The expected answer is the data below, retyped exactly.

Collected data entries:
_ _ _
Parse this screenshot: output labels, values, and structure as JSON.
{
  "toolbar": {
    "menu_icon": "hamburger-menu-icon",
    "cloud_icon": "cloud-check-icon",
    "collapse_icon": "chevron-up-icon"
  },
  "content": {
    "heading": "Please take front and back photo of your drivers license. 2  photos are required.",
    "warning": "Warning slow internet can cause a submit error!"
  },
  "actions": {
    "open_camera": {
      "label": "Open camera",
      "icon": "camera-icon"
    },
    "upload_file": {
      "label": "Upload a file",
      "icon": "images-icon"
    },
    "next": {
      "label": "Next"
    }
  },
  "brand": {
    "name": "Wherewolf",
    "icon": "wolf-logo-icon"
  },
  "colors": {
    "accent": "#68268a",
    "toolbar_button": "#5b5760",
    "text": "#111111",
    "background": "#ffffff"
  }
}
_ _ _
# Exercise response
Parse this screenshot: output labels, values, and structure as JSON.
{
  "toolbar": {
    "menu_icon": "hamburger-menu-icon",
    "cloud_icon": "cloud-check-icon",
    "collapse_icon": "chevron-up-icon"
  },
  "content": {
    "heading": "Please take front and back photo of your drivers license. 2  photos are required.",
    "warning": "Warning slow internet can cause a submit error!"
  },
  "actions": {
    "open_camera": {
      "label": "Open camera",
      "icon": "camera-icon"
    },
    "upload_file": {
      "label": "Upload a file",
      "icon": "images-icon"
    },
    "next": {
      "label": "Next"
    }
  },
  "brand": {
    "name": "Wherewolf",
    "icon": "wolf-logo-icon"
  },
  "colors": {
    "accent": "#68268a",
    "toolbar_button": "#5b5760",
    "text": "#111111",
    "background": "#ffffff"
  }
}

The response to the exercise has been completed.